▸ Stored data:
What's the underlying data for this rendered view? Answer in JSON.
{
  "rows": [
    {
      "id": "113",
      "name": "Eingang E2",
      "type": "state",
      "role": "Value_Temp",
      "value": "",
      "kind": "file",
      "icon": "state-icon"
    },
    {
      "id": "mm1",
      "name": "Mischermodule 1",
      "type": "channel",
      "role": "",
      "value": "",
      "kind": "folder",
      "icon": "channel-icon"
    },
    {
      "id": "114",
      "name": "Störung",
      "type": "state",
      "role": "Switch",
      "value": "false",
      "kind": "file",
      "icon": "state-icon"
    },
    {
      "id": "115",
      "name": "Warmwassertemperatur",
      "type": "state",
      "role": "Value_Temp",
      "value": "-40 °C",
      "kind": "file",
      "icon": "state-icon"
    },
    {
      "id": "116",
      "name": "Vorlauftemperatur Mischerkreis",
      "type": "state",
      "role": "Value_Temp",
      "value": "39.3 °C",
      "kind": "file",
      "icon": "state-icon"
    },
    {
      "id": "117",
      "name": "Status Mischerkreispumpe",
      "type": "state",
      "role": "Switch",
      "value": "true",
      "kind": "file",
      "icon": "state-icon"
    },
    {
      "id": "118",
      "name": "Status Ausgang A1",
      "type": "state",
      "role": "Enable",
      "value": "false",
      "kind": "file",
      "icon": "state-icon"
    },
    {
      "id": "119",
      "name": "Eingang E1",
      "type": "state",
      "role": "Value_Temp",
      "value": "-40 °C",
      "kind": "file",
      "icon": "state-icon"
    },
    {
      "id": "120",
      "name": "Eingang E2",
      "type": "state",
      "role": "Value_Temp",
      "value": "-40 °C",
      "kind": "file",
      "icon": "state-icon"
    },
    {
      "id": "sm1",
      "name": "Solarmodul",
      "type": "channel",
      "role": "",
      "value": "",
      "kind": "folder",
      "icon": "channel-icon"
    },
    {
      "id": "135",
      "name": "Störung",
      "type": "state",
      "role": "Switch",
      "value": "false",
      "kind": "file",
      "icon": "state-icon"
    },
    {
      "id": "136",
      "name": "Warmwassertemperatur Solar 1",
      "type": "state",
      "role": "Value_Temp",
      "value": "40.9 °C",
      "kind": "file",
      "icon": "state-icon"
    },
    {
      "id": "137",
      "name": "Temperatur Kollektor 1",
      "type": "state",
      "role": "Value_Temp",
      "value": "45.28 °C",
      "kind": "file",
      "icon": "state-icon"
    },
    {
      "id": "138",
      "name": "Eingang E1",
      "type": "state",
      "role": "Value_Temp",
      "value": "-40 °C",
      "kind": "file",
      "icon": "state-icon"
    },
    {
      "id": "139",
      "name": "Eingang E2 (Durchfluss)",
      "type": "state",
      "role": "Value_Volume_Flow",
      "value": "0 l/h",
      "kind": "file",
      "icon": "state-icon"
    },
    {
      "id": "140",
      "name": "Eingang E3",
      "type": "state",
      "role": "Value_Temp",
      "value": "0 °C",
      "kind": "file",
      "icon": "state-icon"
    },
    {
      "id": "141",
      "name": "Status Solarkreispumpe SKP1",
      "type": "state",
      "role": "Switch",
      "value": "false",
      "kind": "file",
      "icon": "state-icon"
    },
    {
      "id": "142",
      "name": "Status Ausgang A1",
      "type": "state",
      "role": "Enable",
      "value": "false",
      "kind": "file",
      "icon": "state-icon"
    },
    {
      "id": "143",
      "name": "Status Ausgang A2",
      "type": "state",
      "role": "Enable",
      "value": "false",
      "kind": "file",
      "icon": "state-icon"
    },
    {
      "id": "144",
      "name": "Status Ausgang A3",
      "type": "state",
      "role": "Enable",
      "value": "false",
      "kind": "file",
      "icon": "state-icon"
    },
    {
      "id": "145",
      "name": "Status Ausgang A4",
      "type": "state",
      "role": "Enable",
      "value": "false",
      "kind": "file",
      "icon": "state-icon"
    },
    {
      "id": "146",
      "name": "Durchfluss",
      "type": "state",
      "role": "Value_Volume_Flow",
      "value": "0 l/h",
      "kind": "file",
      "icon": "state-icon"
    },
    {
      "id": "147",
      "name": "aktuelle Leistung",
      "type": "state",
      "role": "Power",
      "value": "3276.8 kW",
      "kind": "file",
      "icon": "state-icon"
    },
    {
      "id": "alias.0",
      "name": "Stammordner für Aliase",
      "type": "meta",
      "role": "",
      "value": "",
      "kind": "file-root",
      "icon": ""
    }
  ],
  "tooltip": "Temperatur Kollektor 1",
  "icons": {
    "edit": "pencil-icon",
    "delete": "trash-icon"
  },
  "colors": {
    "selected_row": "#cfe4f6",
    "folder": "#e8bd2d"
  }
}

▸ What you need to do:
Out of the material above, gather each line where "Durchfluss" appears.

▸ Answer to the problem:
      "name": "Eingang E2 (Durchfluss)",
      "name": "Durchfluss",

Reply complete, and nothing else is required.